Some of us are illegal

and others not wanted

Our work contract's out and we have to move on

Six hundred miles to that Mexican border

They chase us like rustlers, like outlaws, like thieves

...Is this the best way we can raise our good orchards?

Is this the best way we can grow our good crops?

To die and be scattered or rot on the top soil

And be known by no names except deportees?

These were artists of real vision, who saw the common thread in humanity, not what divides us, but what unites us-not what keeps us apart, but what against all odds should hold us together. You want to hold onto something-hold onto that. You didn't grow up on Division Street, and you don't need to defend it now. We raised you better than that.

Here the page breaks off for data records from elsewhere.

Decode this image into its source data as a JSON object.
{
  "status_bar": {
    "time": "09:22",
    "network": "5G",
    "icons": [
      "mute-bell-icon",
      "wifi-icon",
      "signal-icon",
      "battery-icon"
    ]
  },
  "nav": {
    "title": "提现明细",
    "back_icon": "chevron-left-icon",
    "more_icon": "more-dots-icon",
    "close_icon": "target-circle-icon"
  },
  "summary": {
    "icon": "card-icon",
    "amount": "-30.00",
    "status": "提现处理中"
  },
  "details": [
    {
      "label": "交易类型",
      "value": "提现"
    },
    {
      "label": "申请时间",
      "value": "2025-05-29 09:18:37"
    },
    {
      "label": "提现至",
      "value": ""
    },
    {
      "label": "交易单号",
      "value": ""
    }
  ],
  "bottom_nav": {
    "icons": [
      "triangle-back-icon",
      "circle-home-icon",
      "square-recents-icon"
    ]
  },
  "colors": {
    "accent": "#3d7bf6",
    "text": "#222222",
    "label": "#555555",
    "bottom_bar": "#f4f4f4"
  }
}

Remember what your Ma once said? We're the people, Tom; that's what makes us tough. Rich fellas come up an' they die an' their kids ain't no good, an' they die out. But we keep a-comin'. We're the people that live. They can't wipe us out. They can't lick us. And we'll go on forever, Tom... 'cause... we're the people.

You want populism, don't look to rogue politicians, so-called mavericks who preen themselves by appealing to the lowest common denominator, the fear-mongers, war-mongers and yes, hate-mongers among us who liken themselves to pit bulls; look to those who, like the Okies of Steinbeck's and Guthrie's and Lange's generation, believed in the power of government to reach down and help the least among us, for as a very wise man once said, that is how as a society we shall be judged.

Even Ronald Reagan accepted that, for as Sarah Palin would know if she had read even one biography of him, before he became a Republican, he was a New Deal Democrat. Eureka!

Ross Altman may be reached at This email address is being protected from spambots. You need JavaScript enabled to view it. He has a Ph.D. in modern literature

  

All Columns by Ross Altman